(Component data from apps and pages)
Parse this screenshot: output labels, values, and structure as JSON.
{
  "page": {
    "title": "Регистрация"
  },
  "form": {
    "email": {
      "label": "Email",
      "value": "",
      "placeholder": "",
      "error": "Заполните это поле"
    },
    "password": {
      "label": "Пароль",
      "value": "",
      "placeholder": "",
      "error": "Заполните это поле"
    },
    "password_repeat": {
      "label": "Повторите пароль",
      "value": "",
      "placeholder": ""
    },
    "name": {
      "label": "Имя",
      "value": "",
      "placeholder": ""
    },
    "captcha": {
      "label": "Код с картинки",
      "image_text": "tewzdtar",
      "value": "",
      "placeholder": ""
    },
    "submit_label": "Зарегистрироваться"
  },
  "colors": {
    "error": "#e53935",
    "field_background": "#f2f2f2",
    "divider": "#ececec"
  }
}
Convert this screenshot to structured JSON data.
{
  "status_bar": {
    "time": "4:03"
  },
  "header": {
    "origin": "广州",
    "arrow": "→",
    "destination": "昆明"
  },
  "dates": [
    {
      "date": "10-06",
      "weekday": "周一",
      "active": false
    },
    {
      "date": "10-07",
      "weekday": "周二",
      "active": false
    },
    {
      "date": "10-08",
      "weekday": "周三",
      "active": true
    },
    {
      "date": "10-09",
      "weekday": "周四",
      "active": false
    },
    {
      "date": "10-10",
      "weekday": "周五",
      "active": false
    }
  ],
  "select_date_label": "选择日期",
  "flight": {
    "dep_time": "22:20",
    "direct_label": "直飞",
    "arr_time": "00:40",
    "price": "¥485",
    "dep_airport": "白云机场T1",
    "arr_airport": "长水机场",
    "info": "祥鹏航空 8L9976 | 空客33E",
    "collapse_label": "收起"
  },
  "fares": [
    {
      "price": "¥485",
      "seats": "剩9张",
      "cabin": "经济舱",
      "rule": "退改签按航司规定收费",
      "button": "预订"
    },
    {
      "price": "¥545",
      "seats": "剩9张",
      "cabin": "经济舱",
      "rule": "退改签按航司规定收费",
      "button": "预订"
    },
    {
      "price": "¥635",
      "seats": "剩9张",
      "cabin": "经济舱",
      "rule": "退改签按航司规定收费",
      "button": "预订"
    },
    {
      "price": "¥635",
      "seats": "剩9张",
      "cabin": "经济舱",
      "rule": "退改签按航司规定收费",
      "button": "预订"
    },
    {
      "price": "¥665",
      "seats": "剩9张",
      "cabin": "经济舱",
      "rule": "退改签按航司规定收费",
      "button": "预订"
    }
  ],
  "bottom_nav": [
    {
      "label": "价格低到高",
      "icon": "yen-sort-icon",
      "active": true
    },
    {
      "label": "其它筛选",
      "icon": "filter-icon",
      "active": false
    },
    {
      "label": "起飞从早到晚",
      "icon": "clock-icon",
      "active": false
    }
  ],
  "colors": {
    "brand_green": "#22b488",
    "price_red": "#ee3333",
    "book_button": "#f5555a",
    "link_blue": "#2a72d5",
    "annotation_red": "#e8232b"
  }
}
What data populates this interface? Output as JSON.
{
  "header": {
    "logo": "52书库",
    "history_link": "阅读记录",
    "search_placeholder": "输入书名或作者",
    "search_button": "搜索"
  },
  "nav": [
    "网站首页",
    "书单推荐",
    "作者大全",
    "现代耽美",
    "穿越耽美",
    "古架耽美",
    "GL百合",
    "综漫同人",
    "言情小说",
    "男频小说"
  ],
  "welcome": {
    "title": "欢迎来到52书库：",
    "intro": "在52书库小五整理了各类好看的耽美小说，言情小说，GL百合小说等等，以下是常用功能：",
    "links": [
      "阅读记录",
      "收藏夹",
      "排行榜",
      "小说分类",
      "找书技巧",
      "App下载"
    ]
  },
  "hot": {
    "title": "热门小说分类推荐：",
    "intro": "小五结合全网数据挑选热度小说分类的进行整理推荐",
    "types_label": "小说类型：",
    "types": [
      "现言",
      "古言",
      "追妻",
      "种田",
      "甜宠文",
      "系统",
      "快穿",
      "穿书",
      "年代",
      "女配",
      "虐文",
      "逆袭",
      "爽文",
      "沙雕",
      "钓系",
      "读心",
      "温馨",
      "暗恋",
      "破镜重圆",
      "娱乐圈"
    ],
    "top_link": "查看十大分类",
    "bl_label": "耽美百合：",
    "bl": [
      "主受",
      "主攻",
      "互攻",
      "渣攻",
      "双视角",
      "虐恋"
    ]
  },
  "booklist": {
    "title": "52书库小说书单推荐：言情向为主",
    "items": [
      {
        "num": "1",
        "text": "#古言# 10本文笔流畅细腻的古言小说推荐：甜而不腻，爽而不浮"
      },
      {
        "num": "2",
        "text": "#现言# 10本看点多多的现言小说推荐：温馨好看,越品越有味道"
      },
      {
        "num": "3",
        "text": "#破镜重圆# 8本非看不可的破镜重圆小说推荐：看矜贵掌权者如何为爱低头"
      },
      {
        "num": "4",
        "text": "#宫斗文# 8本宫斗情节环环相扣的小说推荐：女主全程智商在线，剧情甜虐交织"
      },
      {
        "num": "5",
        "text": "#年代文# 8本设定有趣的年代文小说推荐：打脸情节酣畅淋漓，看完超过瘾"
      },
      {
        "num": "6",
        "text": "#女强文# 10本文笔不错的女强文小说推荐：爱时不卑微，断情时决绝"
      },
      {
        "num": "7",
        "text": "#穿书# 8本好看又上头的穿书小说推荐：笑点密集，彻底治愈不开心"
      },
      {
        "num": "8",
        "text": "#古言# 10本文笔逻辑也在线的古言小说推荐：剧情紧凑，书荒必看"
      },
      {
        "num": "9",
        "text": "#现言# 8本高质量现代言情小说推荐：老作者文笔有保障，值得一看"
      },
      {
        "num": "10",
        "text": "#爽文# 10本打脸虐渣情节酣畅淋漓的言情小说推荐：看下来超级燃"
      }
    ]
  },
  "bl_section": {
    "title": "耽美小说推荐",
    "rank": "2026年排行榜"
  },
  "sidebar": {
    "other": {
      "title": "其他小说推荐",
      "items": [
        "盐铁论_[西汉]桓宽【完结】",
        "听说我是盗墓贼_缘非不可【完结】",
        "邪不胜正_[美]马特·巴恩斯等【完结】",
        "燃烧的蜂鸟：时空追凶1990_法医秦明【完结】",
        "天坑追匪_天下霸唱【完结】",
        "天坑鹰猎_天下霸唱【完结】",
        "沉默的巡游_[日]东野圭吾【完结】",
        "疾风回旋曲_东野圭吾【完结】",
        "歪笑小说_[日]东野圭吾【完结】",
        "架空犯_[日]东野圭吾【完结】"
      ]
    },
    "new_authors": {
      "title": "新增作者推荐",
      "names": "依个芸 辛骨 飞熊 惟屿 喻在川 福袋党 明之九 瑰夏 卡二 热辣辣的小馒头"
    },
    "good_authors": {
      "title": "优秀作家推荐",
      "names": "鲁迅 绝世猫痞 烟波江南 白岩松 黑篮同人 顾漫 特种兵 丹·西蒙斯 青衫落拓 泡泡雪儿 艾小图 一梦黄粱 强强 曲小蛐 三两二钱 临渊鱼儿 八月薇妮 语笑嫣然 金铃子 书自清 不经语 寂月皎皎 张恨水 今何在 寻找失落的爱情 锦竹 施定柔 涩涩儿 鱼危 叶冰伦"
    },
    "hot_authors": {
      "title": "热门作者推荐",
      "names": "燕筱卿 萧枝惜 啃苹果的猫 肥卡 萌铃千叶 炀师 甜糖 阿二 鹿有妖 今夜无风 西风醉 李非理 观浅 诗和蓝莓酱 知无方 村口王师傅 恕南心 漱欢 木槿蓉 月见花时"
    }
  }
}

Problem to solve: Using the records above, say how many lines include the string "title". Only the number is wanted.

Response box: 9